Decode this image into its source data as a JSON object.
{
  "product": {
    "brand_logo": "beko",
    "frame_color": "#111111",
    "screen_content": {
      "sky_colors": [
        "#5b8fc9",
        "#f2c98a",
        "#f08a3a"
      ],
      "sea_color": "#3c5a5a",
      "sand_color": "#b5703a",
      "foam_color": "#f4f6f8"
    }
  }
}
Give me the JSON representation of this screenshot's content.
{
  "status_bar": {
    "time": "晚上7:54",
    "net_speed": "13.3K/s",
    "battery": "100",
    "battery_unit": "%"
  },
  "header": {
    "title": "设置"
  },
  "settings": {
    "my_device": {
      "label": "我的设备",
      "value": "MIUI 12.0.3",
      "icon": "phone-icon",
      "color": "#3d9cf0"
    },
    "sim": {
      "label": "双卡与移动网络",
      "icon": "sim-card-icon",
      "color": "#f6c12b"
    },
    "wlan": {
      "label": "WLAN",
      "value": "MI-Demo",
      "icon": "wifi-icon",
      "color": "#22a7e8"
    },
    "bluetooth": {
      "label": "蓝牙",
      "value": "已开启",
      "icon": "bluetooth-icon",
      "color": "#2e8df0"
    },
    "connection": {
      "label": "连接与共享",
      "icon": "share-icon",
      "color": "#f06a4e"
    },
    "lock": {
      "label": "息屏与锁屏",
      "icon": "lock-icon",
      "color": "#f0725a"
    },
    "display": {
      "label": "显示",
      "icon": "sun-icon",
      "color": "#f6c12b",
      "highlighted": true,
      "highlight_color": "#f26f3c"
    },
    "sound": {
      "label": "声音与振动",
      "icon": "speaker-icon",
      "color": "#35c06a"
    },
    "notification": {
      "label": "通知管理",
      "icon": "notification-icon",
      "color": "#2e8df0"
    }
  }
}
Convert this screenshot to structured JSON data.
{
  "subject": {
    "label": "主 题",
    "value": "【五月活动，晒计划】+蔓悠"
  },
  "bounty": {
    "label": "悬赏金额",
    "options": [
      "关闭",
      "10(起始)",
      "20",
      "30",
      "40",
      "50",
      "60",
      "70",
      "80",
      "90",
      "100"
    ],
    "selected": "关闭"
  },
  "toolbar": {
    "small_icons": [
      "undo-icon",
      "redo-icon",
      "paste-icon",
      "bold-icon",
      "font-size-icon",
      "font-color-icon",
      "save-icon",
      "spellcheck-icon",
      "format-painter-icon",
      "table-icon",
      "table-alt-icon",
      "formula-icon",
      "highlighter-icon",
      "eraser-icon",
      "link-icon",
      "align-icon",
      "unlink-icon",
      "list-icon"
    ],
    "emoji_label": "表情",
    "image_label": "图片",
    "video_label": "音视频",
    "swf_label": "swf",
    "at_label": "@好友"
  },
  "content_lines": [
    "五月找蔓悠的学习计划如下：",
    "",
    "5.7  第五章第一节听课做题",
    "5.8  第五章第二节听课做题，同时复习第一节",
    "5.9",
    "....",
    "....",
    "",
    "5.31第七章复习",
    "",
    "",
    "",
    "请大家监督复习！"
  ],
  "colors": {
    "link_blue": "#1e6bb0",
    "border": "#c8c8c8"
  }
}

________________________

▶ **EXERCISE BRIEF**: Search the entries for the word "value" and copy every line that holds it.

▶ **YOUR RESPONSE**:
      "value": "MIUI 12.0.3",
      "value": "MI-Demo",
      "value": "已开启",
    "value": "【五月活动，晒计划】+蔓悠"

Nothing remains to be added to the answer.